MASS encouraged by government’s "reasoned approach" to whiplash

Budsworth: reforms not aimed to help boost the profits of insurers

The government’s “reasoned approach” to whiplash reform is encouraging, the Motor Accident Solicitors Society has said.

The Ministry of Justice announced yesterday that its response to the whiplash consultation will be delayed until after the transport select committee inquiry’s on whiplash has concluded, and to assess the full impact of the LASPO reforms on the motor insurance industry before making further changes to the system.

MASS chairman Craig Budsworth said: “This is something that MASS has long been calling for. It is vital that we understand the full implications of the LASPO reforms and address any unintended consequences for consumers before further change is considered. The present reforms bring down costs and will help tackle fraud and a full assessment of the changes should show that there is no need to take Draconian measures such as raising the small claims limit.

“As part of this assessment we are pleased to see that the government will be looking at whether or not the reduced legal costs in the system are being passed on to consumers. These changes were designed to help individual policy holders in these difficult times, not to help boost the profits of insurers. We are encouraged by this reasoned approach from the Ministry of Justice.”

MASS has also estimated that the insurance industry will collectively save as much as £1.4bn from the LASPO reforms and challenged the insurance industry to commit to passing all of the savings onto their customers via reduced insurance premiums.

The figures are based on the government’s estimate of 828,000 RTA claims a year. Assuming average costs of £2,500 for RTA claims (adopting Aviva’s figure), this represents a success fee saving of £375 per claim (including VAT), leading to £310m.

MASS’s estimate for an average after-the-event (ATE) insurance premium across all RTA claims is £500; around half are run under before-the-event cover, leaving the other half under ATE, meaning £207m.

The revised costs will reduce recoverable costs by around £850 (£1020 when VAT is included). Assuming this saving will apply to all RTA claims, the saving for at-fault insurers will be in the region of £844m.

Mr Budsworth said: “It was great to hear Chris Grayling challenging the insurance industry to bring down premiums last week. For too long, the ever rising cost of motor insurance has been attributed to legal costs. We must all now look to the insurance industry.

“Legal costs have been falling for 10 years and the reforms introduced last month mean that legal costs are going to fall even further. Premiums may have dropped slightly last year, but the change pales in comparison to massive hikes we have seen in recent years and the healthy profits being made across the industry.

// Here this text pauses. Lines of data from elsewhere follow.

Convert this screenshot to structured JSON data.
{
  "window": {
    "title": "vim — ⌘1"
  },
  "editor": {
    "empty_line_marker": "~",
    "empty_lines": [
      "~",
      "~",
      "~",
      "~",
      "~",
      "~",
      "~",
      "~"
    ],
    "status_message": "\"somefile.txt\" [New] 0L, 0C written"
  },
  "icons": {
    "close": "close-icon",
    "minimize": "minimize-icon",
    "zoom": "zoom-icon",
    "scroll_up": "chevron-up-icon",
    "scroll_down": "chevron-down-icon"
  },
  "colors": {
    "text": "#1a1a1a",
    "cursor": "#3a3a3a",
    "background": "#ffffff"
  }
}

Citing the Confused and Towers Watson Car Insurance Price Index, MASS said premiums fell by 5.6% in the first half of 2012, having risen by 38% in 2011.